**WHAT THE EXERCISE ASKS:**
Go through the records below and copy out every line that contains the word "comment".

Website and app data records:
=-=-=

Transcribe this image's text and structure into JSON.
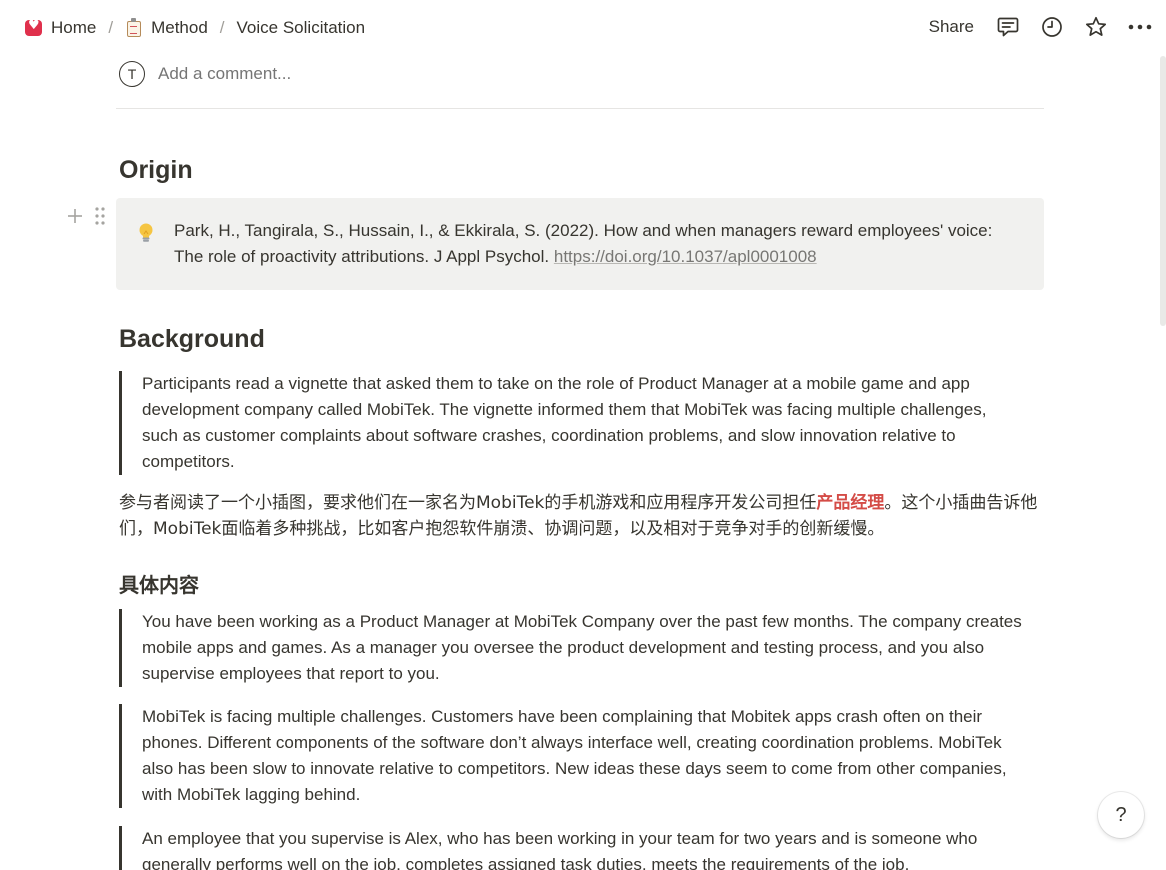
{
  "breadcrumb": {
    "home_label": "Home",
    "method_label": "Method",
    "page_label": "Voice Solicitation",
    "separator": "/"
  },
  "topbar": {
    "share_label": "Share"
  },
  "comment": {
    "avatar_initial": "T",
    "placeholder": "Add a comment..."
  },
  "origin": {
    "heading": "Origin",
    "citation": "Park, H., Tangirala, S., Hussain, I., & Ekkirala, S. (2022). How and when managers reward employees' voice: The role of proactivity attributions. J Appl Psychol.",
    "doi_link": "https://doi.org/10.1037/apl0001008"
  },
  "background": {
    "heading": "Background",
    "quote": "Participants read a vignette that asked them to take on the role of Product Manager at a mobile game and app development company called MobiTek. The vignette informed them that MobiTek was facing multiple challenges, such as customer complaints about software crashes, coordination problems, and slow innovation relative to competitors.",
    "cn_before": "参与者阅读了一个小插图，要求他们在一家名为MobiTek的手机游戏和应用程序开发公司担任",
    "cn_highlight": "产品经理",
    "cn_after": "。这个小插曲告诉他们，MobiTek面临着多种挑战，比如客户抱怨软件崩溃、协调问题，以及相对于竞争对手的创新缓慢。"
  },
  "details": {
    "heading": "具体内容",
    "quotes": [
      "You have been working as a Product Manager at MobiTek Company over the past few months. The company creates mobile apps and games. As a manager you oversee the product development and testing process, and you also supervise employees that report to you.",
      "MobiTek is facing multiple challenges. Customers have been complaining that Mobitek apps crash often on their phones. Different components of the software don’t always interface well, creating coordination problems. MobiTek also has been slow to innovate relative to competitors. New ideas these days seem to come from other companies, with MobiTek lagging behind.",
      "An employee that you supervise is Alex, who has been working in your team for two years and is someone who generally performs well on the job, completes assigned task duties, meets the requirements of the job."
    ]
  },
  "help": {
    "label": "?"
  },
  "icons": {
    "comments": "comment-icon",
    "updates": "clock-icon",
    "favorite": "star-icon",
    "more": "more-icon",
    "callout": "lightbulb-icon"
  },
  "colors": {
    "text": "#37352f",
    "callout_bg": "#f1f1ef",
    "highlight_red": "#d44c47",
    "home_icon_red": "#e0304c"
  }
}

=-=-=

**ANSWER TO THE EXERCISE:**
  "comment": {
    "placeholder": "Add a comment..."
    "comments": "comment-icon",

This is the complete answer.